| DIRECTIONS FOR THIS TASK |
In the entries that follow, find each line with the word "active" and copy it.

| Entries from a dataset of interfaces |
== == ==

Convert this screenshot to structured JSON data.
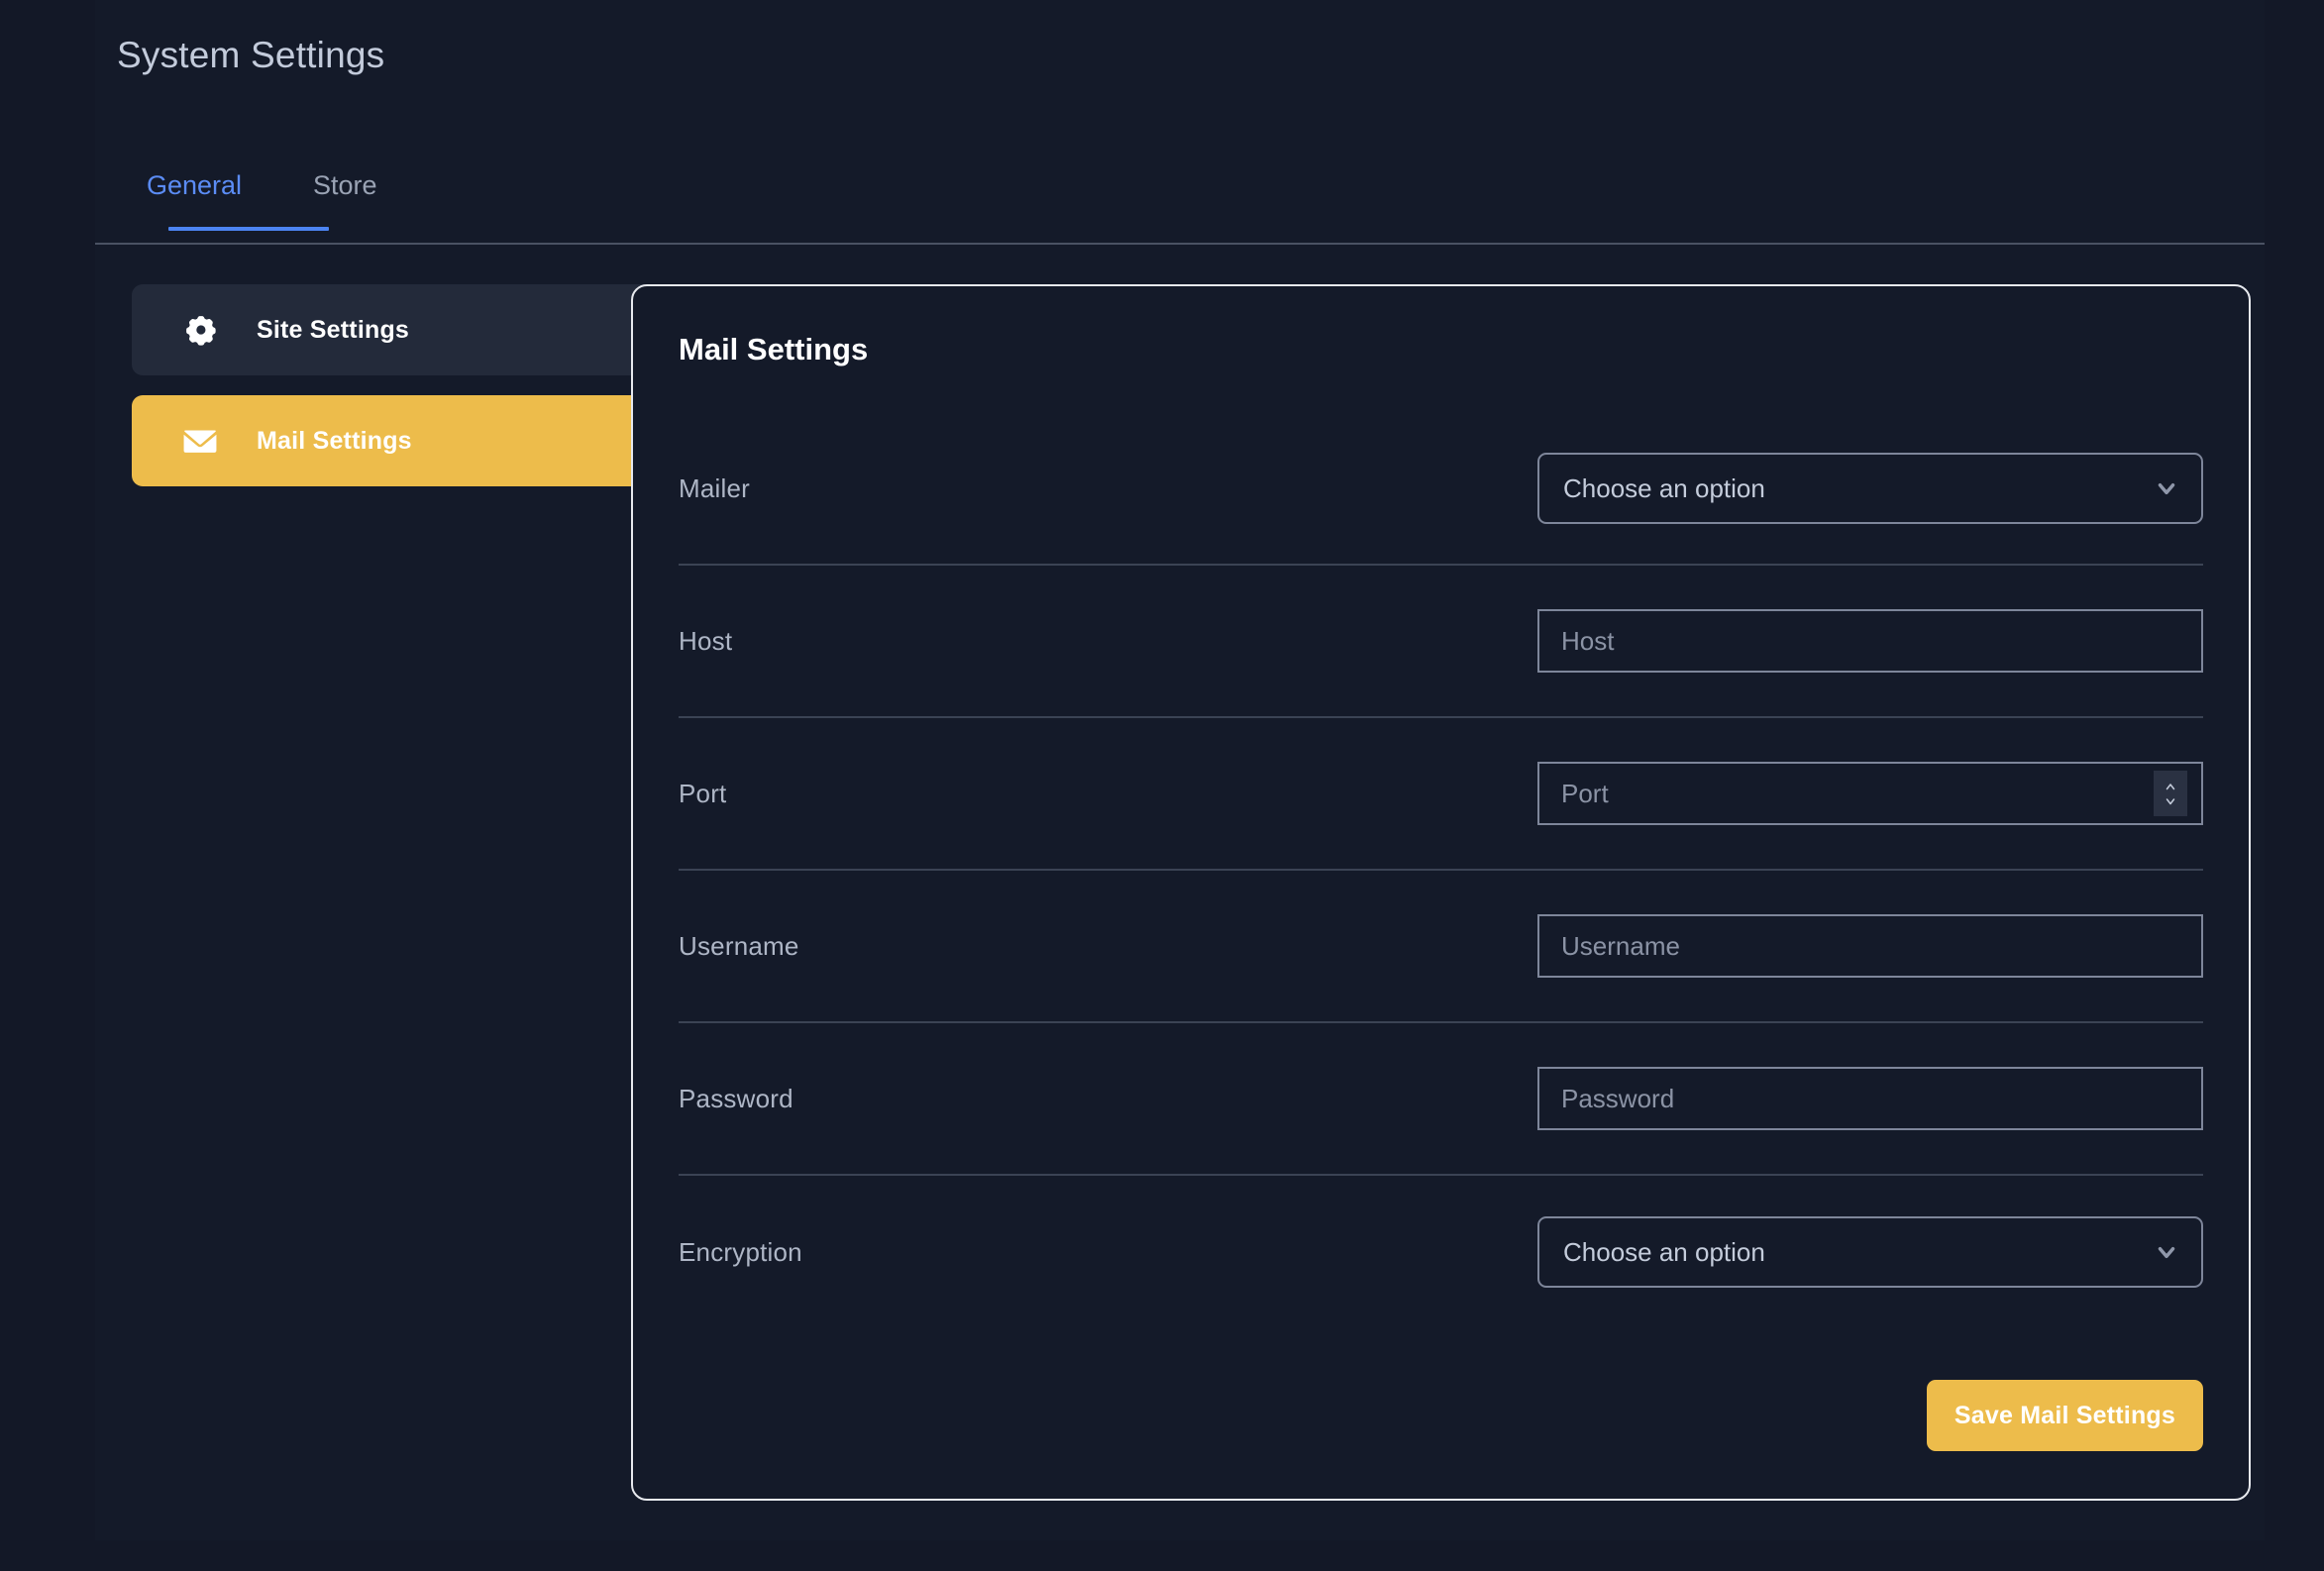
{
  "header": {
    "title": "System Settings"
  },
  "tabs": [
    {
      "label": "General",
      "active": true
    },
    {
      "label": "Store",
      "active": false
    }
  ],
  "sidebar": {
    "items": [
      {
        "label": "Site Settings",
        "icon": "gear-icon",
        "active": false
      },
      {
        "label": "Mail Settings",
        "icon": "envelope-icon",
        "active": true
      }
    ]
  },
  "card": {
    "title": "Mail Settings",
    "rows": [
      {
        "label": "Mailer",
        "control": "select",
        "value": "Choose an option"
      },
      {
        "label": "Host",
        "control": "text",
        "placeholder": "Host"
      },
      {
        "label": "Port",
        "control": "number",
        "placeholder": "Port"
      },
      {
        "label": "Username",
        "control": "text",
        "placeholder": "Username"
      },
      {
        "label": "Password",
        "control": "text",
        "placeholder": "Password"
      },
      {
        "label": "Encryption",
        "control": "select",
        "value": "Choose an option"
      }
    ],
    "save_label": "Save Mail Settings"
  },
  "colors": {
    "page_bg": "#131827",
    "panel_bg": "#141a29",
    "accent_amber": "#edbc4b",
    "accent_blue": "#4c84f2",
    "sidebar_item_bg": "#232a3a",
    "card_border": "#e7e9ee"
  }
}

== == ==

| SOLUTION FOR THIS PROBLEM |
      "active": true
      "active": false
        "active": false
        "active": true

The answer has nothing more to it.